In lieu of an abstract, here is a brief excerpt of the content:

  • Embracing the Void:A Short Essay in Memory of Chana Bloch
  • Maeera Y. Shreiber (bio)

It is Wisdom calling,Understanding raising her voice.

—Proverbs 8:1

Before God broke the silence and called the world into being, before there was difference—difference between above and below, heaven and earth, water and sky, light and dark—there was a primal, liquid state. This state of not-being, which pointedly resists translation, has been variously rendered as "the formlessness and the void," "the absence and the emptiness," and so on. I might suggest that this is the place from which lyric emanates, as Susan Stewart explains when asking us to think of "poetic making as a counter to the oblivion of the darkness."1 In the manner of the mythic poet Orpheus—he who sings to the gods of the underworld in an effort to bring his beloved Eurydice back from the dead (the world below) up to the world of the living (the world above)—the poet works to draw the beloved out of the dark, that which is formless and void, into the light. Invoking a range of examples, including a cluster of Christmas carols written by the seventeenth-century poets Richard Crashaw and Robert Herrick, Stewart notes how these songs depend upon a paradigmatic turn away from the dark and a subsequent move toward the light—with all of the attendant implications about redemption and restorative order.
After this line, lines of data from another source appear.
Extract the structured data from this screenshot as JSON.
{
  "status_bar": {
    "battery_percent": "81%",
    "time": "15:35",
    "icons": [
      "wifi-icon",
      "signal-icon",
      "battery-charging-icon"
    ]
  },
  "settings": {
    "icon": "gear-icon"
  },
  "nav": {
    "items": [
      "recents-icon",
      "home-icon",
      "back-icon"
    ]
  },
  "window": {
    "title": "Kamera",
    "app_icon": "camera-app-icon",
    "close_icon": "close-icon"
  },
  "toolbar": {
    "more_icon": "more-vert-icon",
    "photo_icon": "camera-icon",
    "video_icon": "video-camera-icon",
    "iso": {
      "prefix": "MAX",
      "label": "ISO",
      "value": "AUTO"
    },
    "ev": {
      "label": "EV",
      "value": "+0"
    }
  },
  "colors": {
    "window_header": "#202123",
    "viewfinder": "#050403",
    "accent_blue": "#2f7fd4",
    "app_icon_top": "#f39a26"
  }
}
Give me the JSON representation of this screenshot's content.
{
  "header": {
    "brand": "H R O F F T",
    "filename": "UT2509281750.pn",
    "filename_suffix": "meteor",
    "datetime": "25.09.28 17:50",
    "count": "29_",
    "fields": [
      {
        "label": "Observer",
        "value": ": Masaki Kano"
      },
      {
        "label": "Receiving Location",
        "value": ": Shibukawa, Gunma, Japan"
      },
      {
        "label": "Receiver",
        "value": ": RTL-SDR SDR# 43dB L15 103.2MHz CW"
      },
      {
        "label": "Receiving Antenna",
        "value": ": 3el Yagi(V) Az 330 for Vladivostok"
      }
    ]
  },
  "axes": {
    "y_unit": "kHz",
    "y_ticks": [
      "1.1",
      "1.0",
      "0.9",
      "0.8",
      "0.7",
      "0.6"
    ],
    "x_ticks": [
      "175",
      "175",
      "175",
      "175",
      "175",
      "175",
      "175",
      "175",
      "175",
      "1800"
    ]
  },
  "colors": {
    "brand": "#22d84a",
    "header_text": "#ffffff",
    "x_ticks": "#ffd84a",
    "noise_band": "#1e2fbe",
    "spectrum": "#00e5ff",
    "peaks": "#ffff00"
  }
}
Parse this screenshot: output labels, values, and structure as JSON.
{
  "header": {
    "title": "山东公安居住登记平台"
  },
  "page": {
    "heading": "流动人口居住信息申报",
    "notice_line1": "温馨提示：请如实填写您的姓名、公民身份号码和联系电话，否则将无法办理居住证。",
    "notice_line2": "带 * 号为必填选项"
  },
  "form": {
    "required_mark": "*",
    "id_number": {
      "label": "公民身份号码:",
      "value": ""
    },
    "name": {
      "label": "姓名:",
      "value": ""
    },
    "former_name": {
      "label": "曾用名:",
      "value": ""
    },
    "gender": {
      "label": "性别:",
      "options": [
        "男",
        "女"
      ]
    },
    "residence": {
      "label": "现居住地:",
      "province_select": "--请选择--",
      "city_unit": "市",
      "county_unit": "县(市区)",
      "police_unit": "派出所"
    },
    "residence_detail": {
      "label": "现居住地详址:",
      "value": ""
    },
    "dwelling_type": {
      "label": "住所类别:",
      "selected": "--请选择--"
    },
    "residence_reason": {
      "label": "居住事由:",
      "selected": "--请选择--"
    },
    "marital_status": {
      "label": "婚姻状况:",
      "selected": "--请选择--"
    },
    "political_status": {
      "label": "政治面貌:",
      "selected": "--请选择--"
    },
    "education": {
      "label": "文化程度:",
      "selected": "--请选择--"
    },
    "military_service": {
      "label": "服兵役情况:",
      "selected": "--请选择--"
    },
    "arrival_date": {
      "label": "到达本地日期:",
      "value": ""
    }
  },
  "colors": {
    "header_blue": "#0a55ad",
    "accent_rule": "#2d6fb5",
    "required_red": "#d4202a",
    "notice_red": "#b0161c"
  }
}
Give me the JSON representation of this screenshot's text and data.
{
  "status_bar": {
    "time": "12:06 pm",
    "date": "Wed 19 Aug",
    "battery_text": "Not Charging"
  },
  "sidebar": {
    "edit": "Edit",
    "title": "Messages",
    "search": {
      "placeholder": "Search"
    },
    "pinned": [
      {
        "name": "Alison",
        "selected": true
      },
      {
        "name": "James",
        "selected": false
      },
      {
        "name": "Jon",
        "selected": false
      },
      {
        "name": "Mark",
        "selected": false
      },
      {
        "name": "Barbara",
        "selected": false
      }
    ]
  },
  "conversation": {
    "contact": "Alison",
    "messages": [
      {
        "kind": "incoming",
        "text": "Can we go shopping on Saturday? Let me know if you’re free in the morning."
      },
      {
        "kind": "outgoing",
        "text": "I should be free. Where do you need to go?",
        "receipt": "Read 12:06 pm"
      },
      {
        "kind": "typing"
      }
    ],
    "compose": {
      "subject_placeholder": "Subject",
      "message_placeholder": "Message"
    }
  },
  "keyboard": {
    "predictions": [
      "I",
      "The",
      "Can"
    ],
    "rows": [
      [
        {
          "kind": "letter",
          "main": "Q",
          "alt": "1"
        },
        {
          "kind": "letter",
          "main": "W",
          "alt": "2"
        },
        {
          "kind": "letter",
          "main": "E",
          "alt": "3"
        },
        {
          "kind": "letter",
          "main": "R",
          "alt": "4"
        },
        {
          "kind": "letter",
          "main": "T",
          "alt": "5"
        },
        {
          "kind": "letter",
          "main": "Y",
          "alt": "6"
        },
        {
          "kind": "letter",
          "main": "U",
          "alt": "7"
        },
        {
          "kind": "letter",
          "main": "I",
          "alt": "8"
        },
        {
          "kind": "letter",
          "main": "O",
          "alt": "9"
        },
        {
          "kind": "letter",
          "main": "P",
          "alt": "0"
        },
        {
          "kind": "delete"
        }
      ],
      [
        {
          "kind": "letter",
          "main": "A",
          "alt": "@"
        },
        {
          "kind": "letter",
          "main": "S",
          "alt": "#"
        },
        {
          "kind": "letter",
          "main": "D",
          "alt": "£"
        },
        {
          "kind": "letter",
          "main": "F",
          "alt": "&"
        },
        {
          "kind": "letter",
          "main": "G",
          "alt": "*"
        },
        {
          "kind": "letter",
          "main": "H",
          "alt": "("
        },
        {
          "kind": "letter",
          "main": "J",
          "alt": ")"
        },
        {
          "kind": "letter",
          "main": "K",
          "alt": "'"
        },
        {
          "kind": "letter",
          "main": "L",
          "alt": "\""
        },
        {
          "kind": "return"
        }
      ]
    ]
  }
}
This principle brings us to one of the poet Chana Bloch's driving preoccupations, especially as played out in her penultimate volume, [End Page 42] Swimming in the Rain: New and Selected Poems, 1980–2015. What we discover there is not an innovative engagement with this ancient formula so much as a radical refusal of it. Bloch seeks to invert, or reverse, this aesthetic paradigm in the interest of making poems that serve as occasions for returning to moments when the space-between all but disappears—and there is no difference between realms of being and nonbeing. This concern has been with her for some time. In an interview marking the publication of her fourth volume of poetry, Bloch names a deep interest in troubling what she describes as the "biblical, and the subsequent rabbinic, obsession with separation (day from night, kosher from non-kosher, male from female)" and in reaching "for a time 'before the dividing began.'"2 Sometimes, this inclination is explicitly framed as a pointed critique of Jewish dicta, as in these lines from "The Dark of Day," in which the poem counters the persistent, but finally futile, rabbinic inclination to fix and contain that which is beyond firm constraint—that is, the sly, inevitable subtleties of temporal progression:

The rabbis taught us the mathematics of dividingthis from that. They certifiedthe micro-moment when day tips overinto night: When the third star presents itself in the sky.They drew a line through that eye of light, a longitude.You've got to navigate the evening blessingwith precision, not one star too soon.But night comes on slowly.It takes all day.3

On other occasions, however, Bloch's reach exceeds cultural or religious particularities as she works to counter the lyric imperative to banish the night, the place of no difference. Instead, she makes poems that are the site of knitting together what God and humanity have set apart, in order to establish and affirm a securely boundaried account of being. In other words, although her poems may look like lyrics—monologic performances of self-expression or reflection—they sometimes work to wholly [End Page 43] different ends, inviting us to embrace the very condition against which many lyrics set themselves: an undefinable, ever-changing state of fluid precreation. That is, while other lyrics may locate themselves in the space between above and below, between water and sky, between darkness and light, Bloch cedes this space to something less certain.

Bloch foregrounds this pursuit in "Swimming in the Rain," the first poem of the eponymously named volume. Whenever asked about her poetic predilections, Bloch inevitably expresses a preference for "clear" surfaces (in classical Jewish bible study we might say peshat, or direct meaning) with...


Additional Information

Print ISSN
pp. 42-57
Launched on MUSE
Open Access
Back To Top

This website uses cookies to ensure you get the best experience on our website. Without cookies your experience may not be seamless.